My question is, if I had the 17-50 Tamron f2.8 nonVC for indoor use how much would it of improved my ISO or pictures?Well, the difference between f/2,8 and f/4 is one stop. So, if you're shooting 3200 ISO and f/3.5 and f/4, then you'd be shooting at ISO1600 with the Tamron. Maybe ISO800 on shots you took at f/5.6.
Here are some examples:
1. Some of the really dark pictures from the rides I was at f3.5 at 3200 ISO and they were still not great. What the f2.8 of been able to capture the shot?
2. If I had indoor pictures at 3200 ISO from f4 to f5 then with the f2.8 what ISO would I get and would I be able to avoid using a flash?
You have used surprisingly low shutter speeds. I was shooting around 1/1000 of a second so as to avoid motion blur.Yeah, generally speaking, when I am shooting wildlife, I am putting the lens on the fastest aperture possible, because I am both trying to isolate the subject and avoid motion blur. That same shot at f/4 would still have the tree and squirrel in focus, but the background would be much more diffuse. The green area would be completely blurred, and even the limb behind him would be much more blurred. That would isolate the squirrel more where he now blends with the limb a little. And your shutter speeds would be more like 1/100th of a second, which would save you from getting blurred shots if he moved.
TRON: my needs are: portrait, food and indoor locations (as in restaurants) and concert.Sounds like you have a decent plan, but, aside from the concert stuff, the 5dIII would definitely be overkill for you in terms of AF. The 5dII AF would be the same as your 40D, and you'd be gaining probably 2 stops of light just by that sensor switch. But, based on your investment with EF-S lenses, and what you are shooting, I'd say spend all the time between now and October learning flash. You need it for portrait and product photography anyway, and it might take away the need for full-frame, allowing you to keep those lenses.
my equipment is: 40D, Canon 50mm 1.4, 85mm 1.8, 60mm macro, 17-55mm 2.8 and 55-250mm; Sigma 30mm 1.4 and 10-20mm 4-5.6... so I have a bit of investment in crop.
5Diii would be a dream, but not sure if it's realistic looking at my budget and if it would be overkill for me. I'm an amateur after all…
Not to hijack your thread, but where do you plan on selling the EF-S lenses? I have a new 17-55 2.8 IS that I want to unload and didn't have much success on Craig's List and some UK scammer tried to buy it on EBay ...FredMiranda, PotN, basically any photography forum with a buy/sell forum. Scammers are a lot less frequent there, though they do still exist.

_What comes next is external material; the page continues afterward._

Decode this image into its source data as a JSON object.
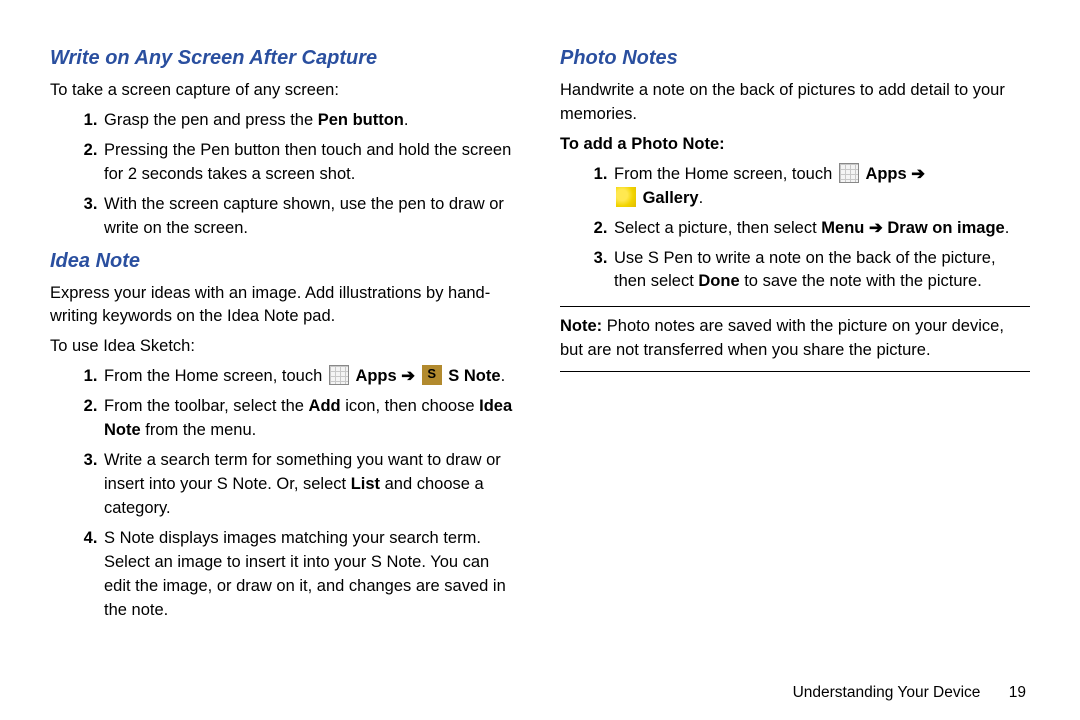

JMHO - Since there was no mention of any video features, maybe to keep costs down, this will be a Photo Only Camera??? Good for Landscape and Portrait type work, than it really won't see much video work.Video costs Canon very little to implement. Seeing as Magic Lantern made the 50D a camera capable of recording video, I can tell you that the implementation is fairly cheap software. It may not be amazing video, but its video. If you would be fine with the camera not having Live View, then sure, they could possibly leave video out and save some money. Otherwise, once the tech is there, the choice to not record video is just silly and saves them nothing. But it does cost them buyers (a bunch might but the video-enabled D800 instead), and that means a higher price on the camera. Chances are Canon would have to charge 20-30% more for a video-less camera, which is why you will probably not ever see one